Spontaneous Coronary Artery Dissection (SCAD) is a relatively rare and poorly understood condition that has been reported to affect more women than men. The coronary arteries consist of three layers, and dissection occurs when two of these layers separate, enabling blood to flow into the space between the layers. As the blood accumulates, this can cause obstruction to normal blood flow within the heart, leading to chest pain, heart attack and even sudden death.
The medical community has much to learn about treatment and prevention of this potentially fatal cardiovascular event. Mayo Clinic is conducting two new studies of SCAD. This study consists of building a database/registry of patients with SCAD (whether they have been patients at Mayo Clinic or not) to identify patterns of SCAD incidence, causes and associations that could guide future research. With participant consent, Mayo Clinic staff will request a copy of the original coronary angiogram when SCAD was diagnosed to confirm the diagnosis and determine eligibility. If eligible, study coordinators will contact the participant to provide more information about the studies and request a signed informed consent document.
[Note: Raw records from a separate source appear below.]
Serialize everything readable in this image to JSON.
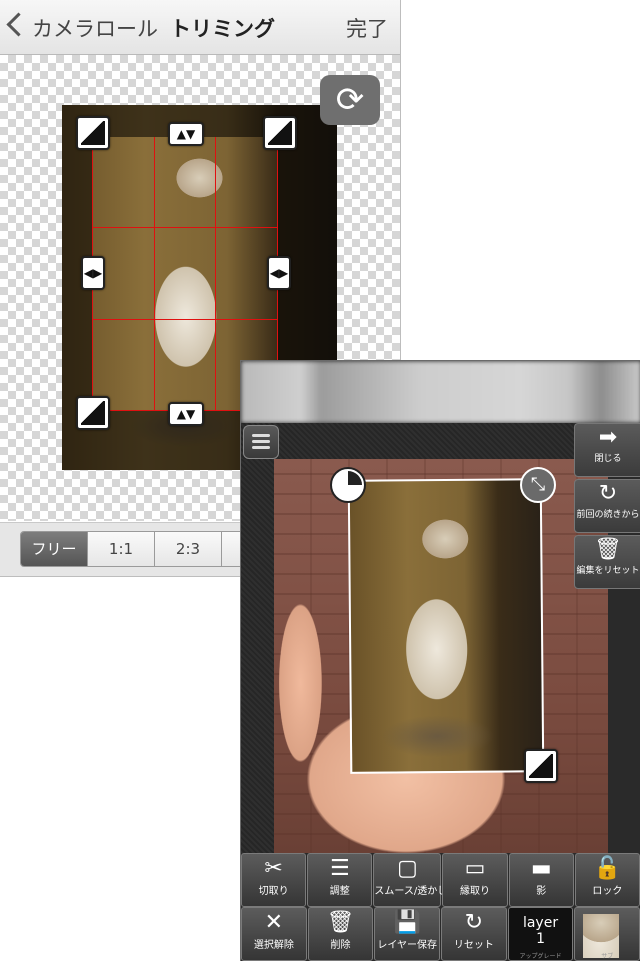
{
  "trim_screen": {
    "back_label": "カメラロール",
    "title": "トリミング",
    "done_label": "完了",
    "ratio_options": [
      "フリー",
      "1:1",
      "2:3",
      ""
    ],
    "selected_ratio": "フリー"
  },
  "editor": {
    "side_buttons": [
      {
        "label": "閉じる",
        "icon": "arrow-right-icon"
      },
      {
        "label": "前回の続きから",
        "icon": "refresh-icon"
      },
      {
        "label": "編集をリセット",
        "icon": "trash-icon"
      }
    ],
    "toolbar_top": [
      {
        "label": "切取り",
        "icon": "scissors-icon"
      },
      {
        "label": "調整",
        "icon": "sliders-icon"
      },
      {
        "label": "スムース/透かし",
        "icon": "rounded-rect-icon"
      },
      {
        "label": "縁取り",
        "icon": "outlined-rect-icon"
      },
      {
        "label": "影",
        "icon": "shadow-rect-icon"
      },
      {
        "label": "ロック",
        "icon": "unlock-icon"
      }
    ],
    "toolbar_bottom": [
      {
        "label": "選択解除",
        "icon": "close-icon"
      },
      {
        "label": "削除",
        "icon": "trash-icon"
      },
      {
        "label": "レイヤー保存",
        "icon": "save-icon"
      },
      {
        "label": "リセット",
        "icon": "refresh-icon"
      }
    ],
    "layer_button": {
      "title": "layer",
      "number": "1",
      "caption": "アップグレード"
    },
    "thumb_caption": "サブ"
  }
}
- Men and women able to give informed consent
- Diagnosis of one or more episodes of spontaneous coronary artery dissection (SCAD)
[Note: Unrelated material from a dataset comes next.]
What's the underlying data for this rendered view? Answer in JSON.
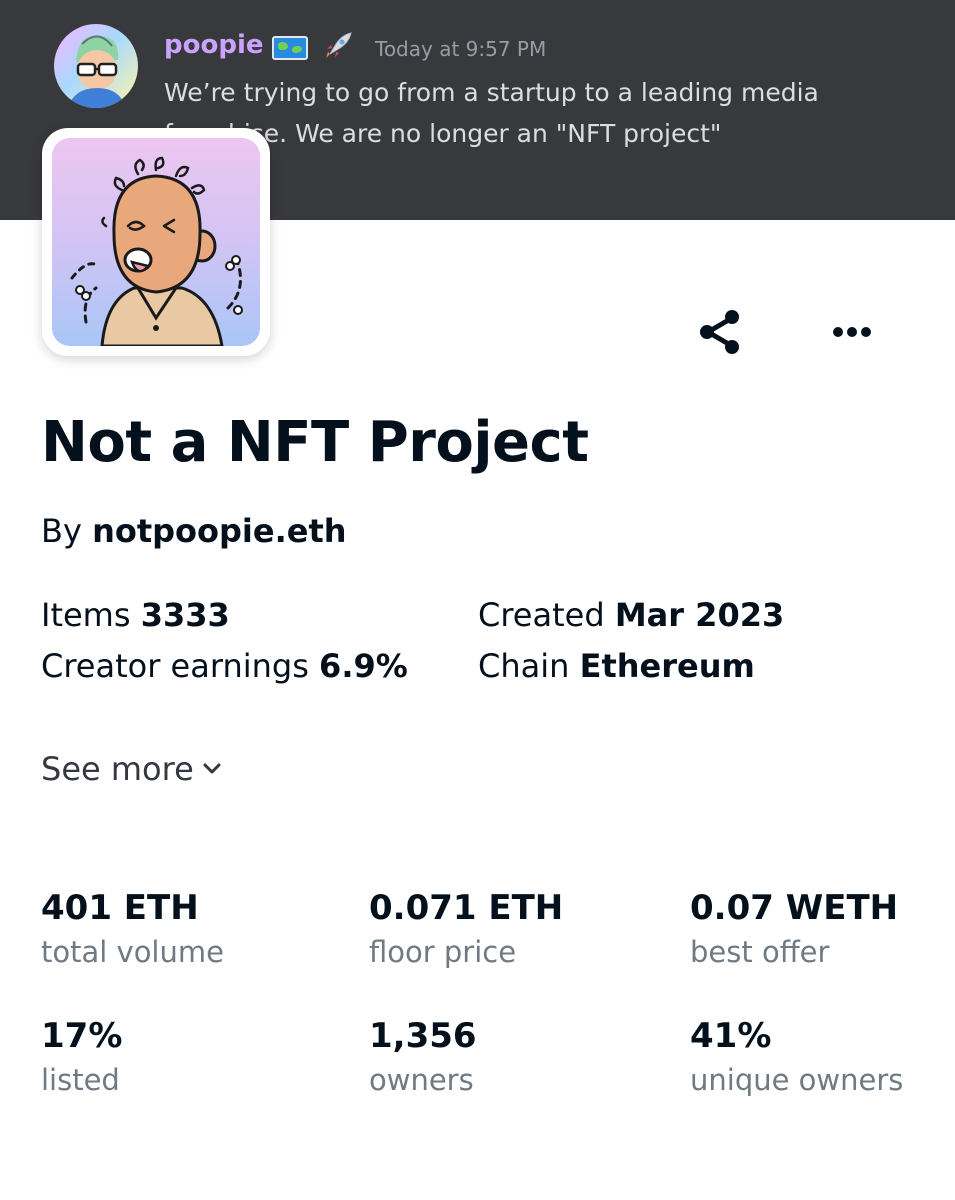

- Lack of angiographic confirmation of SCAD
- Iatrogenic dissection or an alternate diagnosis
Last updated: 05/08/2013
NCT ID: NCT01429727